Stechow, Wolfgang. Dutch Landscape Painting of the Seventeenth Century. London, 1966, pp. 20-21.
Stechow, Wolfgang. Catalogue of European and American Paintings and Sculpture in the Allen Memorial Art Museum, Oberlin College. Oberlin, 1967, p. 154, fig. 56.
Stechow, Wolfgang. "Varieties of Landscape." Apollo 103, no. 168 (February 1976), pp. 112-13, ill. p. 115.
Hofrichter, Frima Fox. In Haarlem: The Seventeenth Century. Exh. cat., The Jane Voorhees Zimmerli Art Museum, Rutgers University, New Brunswick, N.J., 1983, p. 129, and fig. 26.
Keyes, George S. Esaias van den Velde 1587-1630. Doornspijk, 1984, pp. 30, 120-22, cat. no. 7, pl. 1.
Sutton, Peter C. A Guide to Dutch Art in America. Grand Rapids, Mich., 1986, p. 210.

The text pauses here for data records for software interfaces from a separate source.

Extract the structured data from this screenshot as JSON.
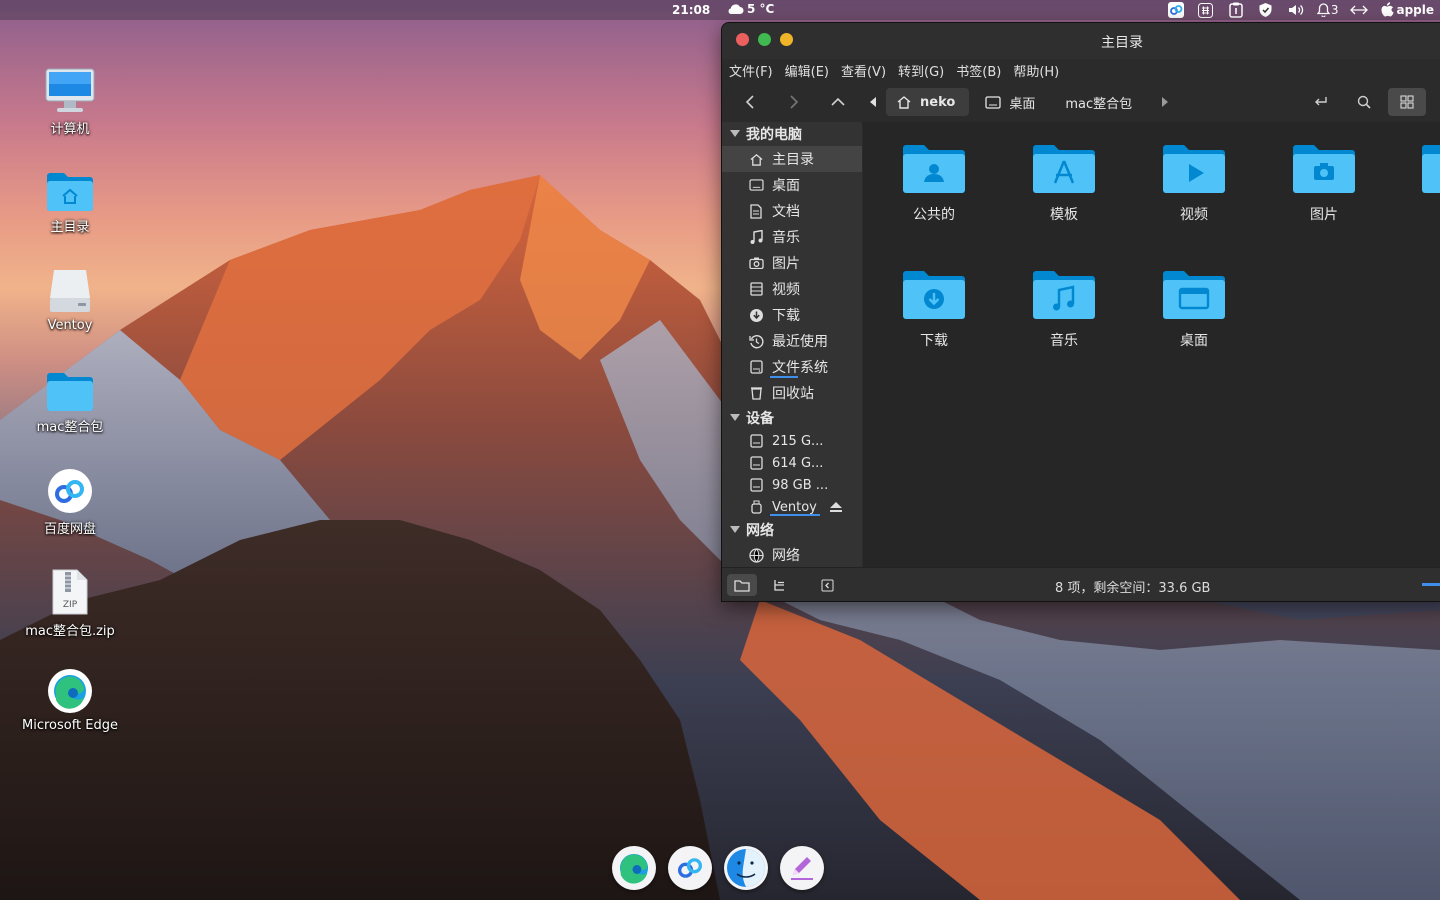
{
  "topbar": {
    "clock": "21:08",
    "weather": "5 °C",
    "notifications": "3",
    "user": "apple"
  },
  "desktop": {
    "icons": [
      {
        "label": "计算机",
        "icon": "computer-icon"
      },
      {
        "label": "主目录",
        "icon": "home-folder-icon"
      },
      {
        "label": "Ventoy",
        "icon": "drive-icon"
      },
      {
        "label": "mac整合包",
        "icon": "folder-icon"
      },
      {
        "label": "百度网盘",
        "icon": "baidu-netdisk-icon"
      },
      {
        "label": "mac整合包.zip",
        "icon": "zip-file-icon",
        "badge": "ZIP"
      },
      {
        "label": "Microsoft Edge",
        "icon": "edge-icon"
      }
    ]
  },
  "dock": [
    "edge-icon",
    "baidu-netdisk-icon",
    "finder-icon",
    "text-editor-icon"
  ],
  "window": {
    "title": "主目录",
    "menu": [
      "文件(F)",
      "编辑(E)",
      "查看(V)",
      "转到(G)",
      "书签(B)",
      "帮助(H)"
    ],
    "breadcrumbs": [
      "neko",
      "桌面",
      "mac整合包"
    ],
    "sidebar": {
      "sections": [
        {
          "title": "我的电脑",
          "items": [
            "主目录",
            "桌面",
            "文档",
            "音乐",
            "图片",
            "视频",
            "下载",
            "最近使用",
            "文件系统",
            "回收站"
          ]
        },
        {
          "title": "设备",
          "items": [
            "215 G...",
            "614 G...",
            "98 GB ...",
            "Ventoy"
          ]
        },
        {
          "title": "网络",
          "items": [
            "网络"
          ]
        }
      ]
    },
    "folders": [
      {
        "label": "公共的",
        "icon": "public-folder-icon"
      },
      {
        "label": "模板",
        "icon": "templates-folder-icon"
      },
      {
        "label": "视频",
        "icon": "videos-folder-icon"
      },
      {
        "label": "图片",
        "icon": "pictures-folder-icon"
      },
      {
        "label": "下载",
        "icon": "downloads-folder-icon"
      },
      {
        "label": "音乐",
        "icon": "music-folder-icon"
      },
      {
        "label": "桌面",
        "icon": "desktop-folder-icon"
      }
    ],
    "status": "8 项，剩余空间：33.6 GB"
  },
  "colors": {
    "folder": "#4fc3f7",
    "folder_dark": "#0288d1",
    "close": "#ec5f5f",
    "minimize": "#3fb950",
    "maximize": "#f0b429",
    "accent": "#3f8ee9"
  }
}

The oak panel is a single board; the verso is rough-sawn and the edges champfered. In 1958 the verso was coated with saran and a masonite backing board was applied. The left, right, and bottom edges of the panel may have been cut, as the thin white ground extends to the edges on these sides but not to the top edge. Underdrawing, probably done in black chalk, is visible in the trees, and in the castle and bridge at left; this is not uncommon in works by the artist and conveys his considerable facility as a draftsman.4 The pigments have become more transparent with age, notably in the foreground figures. In the foliage, a thin reddish-brown glaze is applied over the white ground to create the shadows, then the more opaque pigment of the individual leaves is applied in dots. This technique, also found in other early landscapes by the artist, results in a lighter appearance and an almost palpable movement in the trees.
1. Wolfgang Stechow, Dutch Landscape Painting of the Seventeenth Century (London, 1966), p. 20; and idem, Catalogue of European and American Paintings and Sculpture in the Allen Memorial Art Museum, Oberlin College (Oberlin, 1967), p. 154.
2. Oil on panel, 20 x 32 cm; reproduced in George S. Keyes, Esaias van den Velde 1587-1630 (Doornspijk, 1984), p. 122, cat. 14, ill. fig. 2.
3. Undated note in the museum files.
4. See David Bomford, "Techniques of the Early Dutch Landscape Painters," in Dutch Landscape, The Early Years: Haarlem and Amsterdam 1590-1650 (exh. cat., The National Gallery, London, 1986), pp. 52-53.